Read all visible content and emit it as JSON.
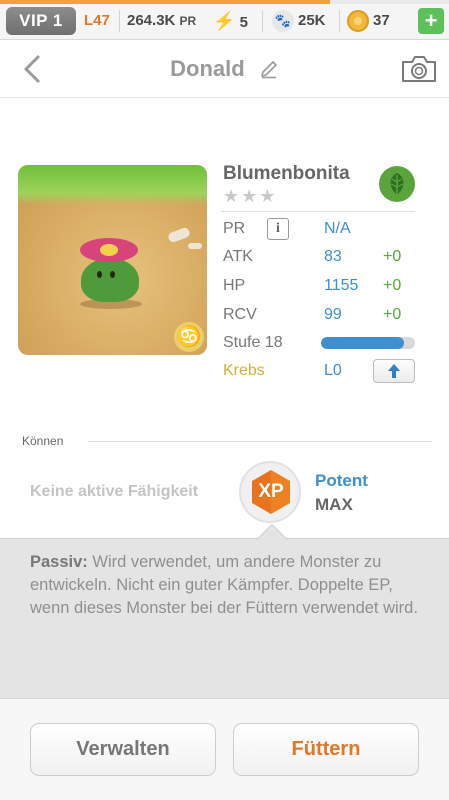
{
  "status_bar": {
    "vip_label": "VIP 1",
    "level": "L47",
    "power": "264.3K",
    "power_suffix": "PR",
    "energy": "5",
    "food": "25K",
    "coins": "37",
    "add_label": "+"
  },
  "header": {
    "title": "Donald"
  },
  "monster": {
    "name": "Blumenbonita",
    "stars": "★★★",
    "element_icon": "leaf-icon",
    "sign_icon": "cancer-zodiac-icon",
    "stats": {
      "pr_label": "PR",
      "pr_info": "i",
      "pr_value": "N/A",
      "atk_label": "ATK",
      "atk_value": "83",
      "atk_delta": "+0",
      "hp_label": "HP",
      "hp_value": "1155",
      "hp_delta": "+0",
      "rcv_label": "RCV",
      "rcv_value": "99",
      "rcv_delta": "+0",
      "stufe_label": "Stufe 18",
      "stufe_progress": 0.88,
      "sign_label": "Krebs",
      "sign_level": "L0"
    }
  },
  "skills": {
    "section_label": "Können",
    "active_none": "Keine aktive Fähigkeit",
    "xp_badge": "XP",
    "skill_name": "Potent",
    "skill_level": "MAX",
    "passive_prefix": "Passiv:",
    "passive_text": " Wird verwendet, um andere Monster zu entwickeln. Nicht ein guter Kämpfer. Doppelte EP, wenn dieses Monster bei der Füttern verwendet wird."
  },
  "actions": {
    "manage_label": "Verwalten",
    "feed_label": "Füttern"
  },
  "colors": {
    "accent_orange": "#e0772a",
    "accent_blue": "#3e8fd0",
    "positive_green": "#53a93a",
    "sign_yellow": "#cfb23a"
  }
}
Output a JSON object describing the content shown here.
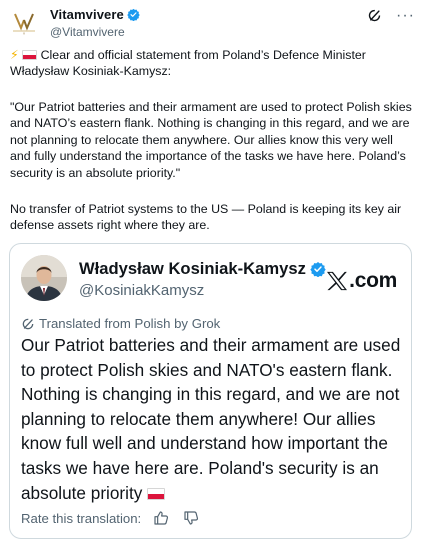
{
  "post": {
    "author_name": "Vitamvivere",
    "author_handle": "@Vitamvivere",
    "line1": "Clear and official statement from Poland’s Defence Minister Władysław Kosiniak-Kamysz:",
    "quote": "\"Our Patriot batteries and their armament are used to protect Polish skies and NATO’s eastern flank. Nothing is changing in this regard, and we are not planning to relocate them anywhere. Our allies know this very well and fully understand the importance of the tasks we have here. Poland’s security is an absolute priority.\"",
    "closing": "No transfer of Patriot systems to the US — Poland is keeping its key air defense assets right where they are.",
    "more_label": "···",
    "icons": [
      "lightning-emoji",
      "poland-flag-emoji",
      "grok-icon",
      "more-icon",
      "verified-badge-icon"
    ]
  },
  "quoted": {
    "author_name": "Władysław Kosiniak-Kamysz",
    "author_handle": "@KosiniakKamysz",
    "source_brand": ".com",
    "translated_label": "Translated from Polish by Grok",
    "text": "Our Patriot batteries and their armament are used to protect Polish skies and NATO's eastern flank. Nothing is changing in this regard, and we are not planning to relocate them anywhere! Our allies know full well and understand how important the tasks we have here are. Poland's security is an absolute priority",
    "rate_label": "Rate this translation:",
    "icons": [
      "x-logo-icon",
      "thumbs-up-icon",
      "thumbs-down-icon",
      "translate-icon"
    ]
  },
  "colors": {
    "text": "#0f1419",
    "secondary": "#536471",
    "verified": "#1d9bf0",
    "border": "#cfd9de",
    "flag_red": "#dc143c"
  }
}
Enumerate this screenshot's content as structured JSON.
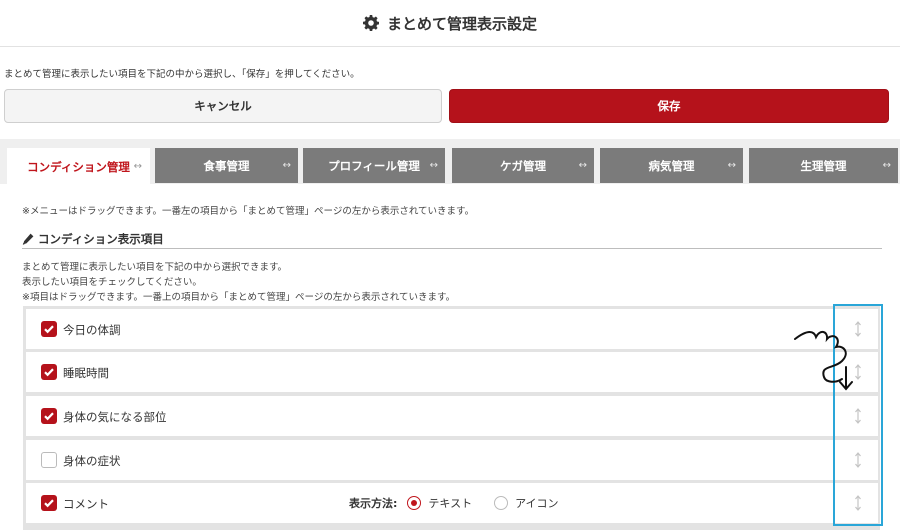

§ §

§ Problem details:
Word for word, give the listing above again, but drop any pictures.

§ Task solution:
Read all visible content and emit it as JSON.
{
  "status_bar": {
    "vip_label": "VIP 1",
    "level": "L47",
    "power": "264.3K",
    "power_suffix": "PR",
    "energy": "5",
    "food": "25K",
    "coins": "37",
    "add_label": "+"
  },
  "header": {
    "title": "Donald"
  },
  "monster": {
    "name": "Blumenbonita",
    "stars": "★★★",
    "element_icon": "leaf-icon",
    "sign_icon": "cancer-zodiac-icon",
    "stats": {
      "pr_label": "PR",
      "pr_info": "i",
      "pr_value": "N/A",
      "atk_label": "ATK",
      "atk_value": "83",
      "atk_delta": "+0",
      "hp_label": "HP",
      "hp_value": "1155",
      "hp_delta": "+0",
      "rcv_label": "RCV",
      "rcv_value": "99",
      "rcv_delta": "+0",
      "stufe_label": "Stufe 18",
      "stufe_progress": 0.88,
      "sign_label": "Krebs",
      "sign_level": "L0"
    }
  },
  "skills": {
    "section_label": "Können",
    "active_none": "Keine aktive Fähigkeit",
    "xp_badge": "XP",
    "skill_name": "Potent",
    "skill_level": "MAX",
    "passive_prefix": "Passiv:",
    "passive_text": " Wird verwendet, um andere Monster zu entwickeln. Nicht ein guter Kämpfer. Doppelte EP, wenn dieses Monster bei der Füttern verwendet wird."
  },
  "actions": {
    "manage_label": "Verwalten",
    "feed_label": "Füttern"
  },
  "colors": {
    "accent_orange": "#e0772a",
    "accent_blue": "#3e8fd0",
    "positive_green": "#53a93a",
    "sign_yellow": "#cfb23a"
  }
}
Output a JSON object describing the content shown here.
{
  "post": {
    "author_name": "Vitamvivere",
    "author_handle": "@Vitamvivere",
    "line1": "Clear and official statement from Poland’s Defence Minister Władysław Kosiniak-Kamysz:",
    "quote": "\"Our Patriot batteries and their armament are used to protect Polish skies and NATO’s eastern flank. Nothing is changing in this regard, and we are not planning to relocate them anywhere. Our allies know this very well and fully understand the importance of the tasks we have here. Poland’s security is an absolute priority.\"",
    "closing": "No transfer of Patriot systems to the US — Poland is keeping its key air defense assets right where they are.",
    "more_label": "···",
    "icons": [
      "lightning-emoji",
      "poland-flag-emoji",
      "grok-icon",
      "more-icon",
      "verified-badge-icon"
    ]
  },
  "quoted": {
    "author_name": "Władysław Kosiniak-Kamysz",
    "author_handle": "@KosiniakKamysz",
    "source_brand": ".com",
    "translated_label": "Translated from Polish by Grok",
    "text": "Our Patriot batteries and their armament are used to protect Polish skies and NATO's eastern flank. Nothing is changing in this regard, and we are not planning to relocate them anywhere! Our allies know full well and understand how important the tasks we have here are. Poland's security is an absolute priority",
    "rate_label": "Rate this translation:",
    "icons": [
      "x-logo-icon",
      "thumbs-up-icon",
      "thumbs-down-icon",
      "translate-icon"
    ]
  },
  "colors": {
    "text": "#0f1419",
    "secondary": "#536471",
    "verified": "#1d9bf0",
    "border": "#cfd9de",
    "flag_red": "#dc143c"
  }
}
Enumerate this screenshot's content as structured JSON.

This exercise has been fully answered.